Seo-yeon Shim, who has made over 90 appearances for her country and is also a director of the KPFA, said: "While the men's team accommodation is well-arranged and they stay in hotels close to their training ground, our team lacks a proper arrangement: there is often no clear schedule, and we have to stay in resorts far from the training ground or stadium. This further reinforces the feeling of discrimination among all women players."

Air travel is another issue. When the women’s team travels to away games, the players have to travel in economy class; only a couple of technical staff members and the team doctor are assigned business class seats. Next month, Korea Republic will be playing two friendly matches in USA, which requires an 18-hour flight.

Former Chelsea midfielder So-yun Ji, who currently plays at Seattle Reign and is a co-president of the KPFA, stated that this type of travel will have a negative impact on the players’ performance. "Many of our women’s players have insufficient rest time, with less than five days between matches," said Ji. Players in the Women’s K League often play twice a week. "Considering that player welfare is directly linked to quality of life, I believe that schedule adjustments and comfort should be provided."

So Yun Ji
So-yun Ji

Ji, who has played over 150 times for Korea Republic, referred to FIFPRO research that noticed significant increases in injuries among professional women footballers. Players who experienced a higher frequency of injuries, especially anterior cruciate ligament (ACL) injuries, had shorter recovery periods between games or from travel, and travelled longer distances and across more time zones than non-inured players. FIFPRO emphasised the importance of minimising travel distances and reducing fatigue during travel. 

The players also mentioned other problems, including a lack of interpreters and equipment. All women players need to return their sponsored equipment and this leads to uncomfortable moments. Often the players are immediately released after a final match in the international window, which regularly forces them to change their gear for casual clothes at airport restrooms, which the players find frustrating. 

Another frustration, according to goalkeeper Jung-Mi Kim, is that the call-ups and the matches are frequently arranged last minute, leading to matches being played at uncomfortable times such as 6 or 7 pm, and in difficult-to-reach stadiums. "The poor accessibility of venues for A matches and the match schedule also hinder interaction with fans, which is regrettable." 

Jung Mi Kim
Jung-Mi Kim

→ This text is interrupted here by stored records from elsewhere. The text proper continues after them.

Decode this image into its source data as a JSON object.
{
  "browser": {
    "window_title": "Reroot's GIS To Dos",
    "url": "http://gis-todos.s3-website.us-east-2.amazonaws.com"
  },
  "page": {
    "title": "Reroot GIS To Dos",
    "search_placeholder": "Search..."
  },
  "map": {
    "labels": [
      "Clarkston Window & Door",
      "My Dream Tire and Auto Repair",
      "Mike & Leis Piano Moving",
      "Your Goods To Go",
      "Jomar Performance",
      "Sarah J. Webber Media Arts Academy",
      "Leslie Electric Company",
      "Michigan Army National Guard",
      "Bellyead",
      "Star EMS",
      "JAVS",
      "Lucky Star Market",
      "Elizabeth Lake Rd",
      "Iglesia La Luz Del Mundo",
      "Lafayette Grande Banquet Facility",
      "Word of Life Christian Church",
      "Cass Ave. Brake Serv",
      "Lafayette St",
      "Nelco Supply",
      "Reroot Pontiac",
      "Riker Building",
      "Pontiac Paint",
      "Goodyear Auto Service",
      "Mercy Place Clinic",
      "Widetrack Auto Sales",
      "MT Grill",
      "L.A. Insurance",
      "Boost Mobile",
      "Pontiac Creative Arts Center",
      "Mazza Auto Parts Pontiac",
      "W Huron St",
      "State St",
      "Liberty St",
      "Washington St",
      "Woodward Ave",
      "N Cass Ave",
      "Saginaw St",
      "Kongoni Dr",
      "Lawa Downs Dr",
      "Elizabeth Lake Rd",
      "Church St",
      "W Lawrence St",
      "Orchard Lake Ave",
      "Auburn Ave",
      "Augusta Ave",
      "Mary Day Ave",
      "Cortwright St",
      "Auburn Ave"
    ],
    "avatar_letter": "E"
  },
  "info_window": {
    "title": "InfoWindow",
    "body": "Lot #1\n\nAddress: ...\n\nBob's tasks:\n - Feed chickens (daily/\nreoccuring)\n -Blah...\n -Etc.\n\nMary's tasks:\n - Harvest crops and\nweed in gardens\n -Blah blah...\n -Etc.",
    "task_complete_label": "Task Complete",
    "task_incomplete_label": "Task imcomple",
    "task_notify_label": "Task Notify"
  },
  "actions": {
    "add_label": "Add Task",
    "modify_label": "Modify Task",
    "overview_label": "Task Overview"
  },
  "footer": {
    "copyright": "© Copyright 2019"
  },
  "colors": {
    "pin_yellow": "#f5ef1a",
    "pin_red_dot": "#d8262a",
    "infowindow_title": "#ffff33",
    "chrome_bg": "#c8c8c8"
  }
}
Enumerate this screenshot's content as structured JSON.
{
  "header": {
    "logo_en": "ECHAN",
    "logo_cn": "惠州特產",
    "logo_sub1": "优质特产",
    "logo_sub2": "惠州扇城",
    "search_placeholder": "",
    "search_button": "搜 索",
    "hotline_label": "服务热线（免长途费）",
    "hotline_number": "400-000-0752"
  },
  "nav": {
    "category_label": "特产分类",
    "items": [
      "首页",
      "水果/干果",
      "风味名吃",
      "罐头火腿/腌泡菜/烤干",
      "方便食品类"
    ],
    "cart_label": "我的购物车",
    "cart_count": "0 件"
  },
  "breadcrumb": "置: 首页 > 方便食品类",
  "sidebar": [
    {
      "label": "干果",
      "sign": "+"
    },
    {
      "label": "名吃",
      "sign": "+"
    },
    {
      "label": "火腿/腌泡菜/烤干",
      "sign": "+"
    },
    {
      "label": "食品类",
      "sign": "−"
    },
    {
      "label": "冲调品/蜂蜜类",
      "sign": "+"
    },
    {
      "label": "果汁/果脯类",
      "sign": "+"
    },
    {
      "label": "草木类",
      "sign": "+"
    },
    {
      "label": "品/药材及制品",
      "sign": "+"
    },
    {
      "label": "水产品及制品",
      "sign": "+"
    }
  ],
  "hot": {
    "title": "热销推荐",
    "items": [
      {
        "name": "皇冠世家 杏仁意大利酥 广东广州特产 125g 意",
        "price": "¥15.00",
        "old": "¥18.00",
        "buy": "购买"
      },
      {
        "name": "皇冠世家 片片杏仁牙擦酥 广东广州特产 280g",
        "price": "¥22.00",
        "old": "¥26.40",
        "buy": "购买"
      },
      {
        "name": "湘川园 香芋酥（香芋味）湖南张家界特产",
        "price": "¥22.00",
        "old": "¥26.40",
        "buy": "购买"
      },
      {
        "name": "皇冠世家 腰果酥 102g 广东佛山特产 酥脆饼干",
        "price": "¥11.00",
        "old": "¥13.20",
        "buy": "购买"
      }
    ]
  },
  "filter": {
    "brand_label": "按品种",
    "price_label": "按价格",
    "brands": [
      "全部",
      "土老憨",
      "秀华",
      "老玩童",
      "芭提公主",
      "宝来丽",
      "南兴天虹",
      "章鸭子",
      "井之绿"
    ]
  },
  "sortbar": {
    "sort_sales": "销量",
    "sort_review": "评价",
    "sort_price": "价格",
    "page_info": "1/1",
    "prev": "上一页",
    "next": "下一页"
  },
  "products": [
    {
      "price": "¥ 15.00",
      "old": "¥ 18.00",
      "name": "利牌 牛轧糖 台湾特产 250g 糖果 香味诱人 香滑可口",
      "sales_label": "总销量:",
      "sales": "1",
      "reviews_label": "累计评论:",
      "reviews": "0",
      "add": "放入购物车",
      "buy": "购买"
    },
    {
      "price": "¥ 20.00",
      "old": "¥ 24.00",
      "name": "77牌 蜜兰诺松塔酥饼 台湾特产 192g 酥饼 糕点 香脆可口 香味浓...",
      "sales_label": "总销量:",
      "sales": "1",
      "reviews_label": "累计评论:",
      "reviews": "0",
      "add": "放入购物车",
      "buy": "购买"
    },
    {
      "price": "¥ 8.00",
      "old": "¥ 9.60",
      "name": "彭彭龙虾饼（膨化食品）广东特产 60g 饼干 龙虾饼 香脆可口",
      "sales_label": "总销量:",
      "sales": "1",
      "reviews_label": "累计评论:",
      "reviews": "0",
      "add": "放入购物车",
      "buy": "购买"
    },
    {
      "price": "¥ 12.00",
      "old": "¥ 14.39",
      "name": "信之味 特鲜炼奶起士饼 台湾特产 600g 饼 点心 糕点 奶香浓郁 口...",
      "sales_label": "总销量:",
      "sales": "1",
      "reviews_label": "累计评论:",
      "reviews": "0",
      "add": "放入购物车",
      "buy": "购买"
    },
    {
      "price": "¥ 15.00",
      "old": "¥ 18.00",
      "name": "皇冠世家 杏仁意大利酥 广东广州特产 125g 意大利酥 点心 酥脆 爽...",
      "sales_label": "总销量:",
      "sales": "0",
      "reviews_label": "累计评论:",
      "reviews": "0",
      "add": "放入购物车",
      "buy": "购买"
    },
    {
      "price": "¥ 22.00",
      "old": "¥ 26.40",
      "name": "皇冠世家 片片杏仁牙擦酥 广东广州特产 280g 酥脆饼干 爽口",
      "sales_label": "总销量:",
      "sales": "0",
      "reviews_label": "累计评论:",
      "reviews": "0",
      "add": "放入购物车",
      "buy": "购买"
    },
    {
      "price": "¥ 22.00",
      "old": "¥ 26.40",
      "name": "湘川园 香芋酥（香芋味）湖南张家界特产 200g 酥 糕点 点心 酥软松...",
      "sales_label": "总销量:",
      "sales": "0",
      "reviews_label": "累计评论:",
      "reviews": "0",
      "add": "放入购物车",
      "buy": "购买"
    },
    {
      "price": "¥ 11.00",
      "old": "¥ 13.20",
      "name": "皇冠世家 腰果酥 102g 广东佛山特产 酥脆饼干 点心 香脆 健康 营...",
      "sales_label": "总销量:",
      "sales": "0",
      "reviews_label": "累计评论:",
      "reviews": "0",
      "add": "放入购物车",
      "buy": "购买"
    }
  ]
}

Secretary General Kim is taking from the experiences of other FIFPRO member unions, who have been trying to improve working conditions of their women footballers. Kim said: "Although women players in countries such as Japan and Australia initially faced many problems while appearing for their national teams, ongoing communication between their player associations and federations has led to significant improvements in their working conditions.

"As we in Korea are just beginning to address these issues, the KPFA will work diligently to resolve them. We have sent an official letter to the Korea Football Association to address these issues and invited them to jointly advance women’s football in our country."